## Extracted records

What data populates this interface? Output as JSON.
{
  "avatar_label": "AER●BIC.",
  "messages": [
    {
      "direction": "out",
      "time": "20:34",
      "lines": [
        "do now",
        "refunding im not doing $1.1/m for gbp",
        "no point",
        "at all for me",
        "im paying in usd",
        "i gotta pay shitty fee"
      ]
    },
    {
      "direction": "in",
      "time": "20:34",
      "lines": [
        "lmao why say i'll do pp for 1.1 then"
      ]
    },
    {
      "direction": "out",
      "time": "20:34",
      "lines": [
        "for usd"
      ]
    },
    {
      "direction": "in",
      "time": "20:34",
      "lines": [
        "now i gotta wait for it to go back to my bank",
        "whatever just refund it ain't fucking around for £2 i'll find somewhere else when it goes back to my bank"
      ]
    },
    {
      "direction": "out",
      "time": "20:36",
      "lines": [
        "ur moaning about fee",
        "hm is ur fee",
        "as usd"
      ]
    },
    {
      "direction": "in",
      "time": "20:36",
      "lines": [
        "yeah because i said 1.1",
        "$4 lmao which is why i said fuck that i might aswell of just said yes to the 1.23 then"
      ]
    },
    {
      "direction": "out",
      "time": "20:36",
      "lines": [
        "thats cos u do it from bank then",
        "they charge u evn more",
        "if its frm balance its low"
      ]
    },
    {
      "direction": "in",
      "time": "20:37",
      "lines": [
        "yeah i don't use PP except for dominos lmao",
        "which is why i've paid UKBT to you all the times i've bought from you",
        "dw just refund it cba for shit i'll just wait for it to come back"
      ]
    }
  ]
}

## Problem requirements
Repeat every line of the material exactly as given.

## Answer area
What data populates this interface? Output as JSON.
{
  "avatar_label": "AER●BIC.",
  "messages": [
    {
      "direction": "out",
      "time": "20:34",
      "lines": [
        "do now",
        "refunding im not doing $1.1/m for gbp",
        "no point",
        "at all for me",
        "im paying in usd",
        "i gotta pay shitty fee"
      ]
    },
    {
      "direction": "in",
      "time": "20:34",
      "lines": [
        "lmao why say i'll do pp for 1.1 then"
      ]
    },
    {
      "direction": "out",
      "time": "20:34",
      "lines": [
        "for usd"
      ]
    },
    {
      "direction": "in",
      "time": "20:34",
      "lines": [
        "now i gotta wait for it to go back to my bank",
        "whatever just refund it ain't fucking around for £2 i'll find somewhere else when it goes back to my bank"
      ]
    },
    {
      "direction": "out",
      "time": "20:36",
      "lines": [
        "ur moaning about fee",
        "hm is ur fee",
        "as usd"
      ]
    },
    {
      "direction": "in",
      "time": "20:36",
      "lines": [
        "yeah because i said 1.1",
        "$4 lmao which is why i said fuck that i might aswell of just said yes to the 1.23 then"
      ]
    },
    {
      "direction": "out",
      "time": "20:36",
      "lines": [
        "thats cos u do it from bank then",
        "they charge u evn more",
        "if its frm balance its low"
      ]
    },
    {
      "direction": "in",
      "time": "20:37",
      "lines": [
        "yeah i don't use PP except for dominos lmao",
        "which is why i've paid UKBT to you all the times i've bought from you",
        "dw just refund it cba for shit i'll just wait for it to come back"
      ]
    }
  ]
}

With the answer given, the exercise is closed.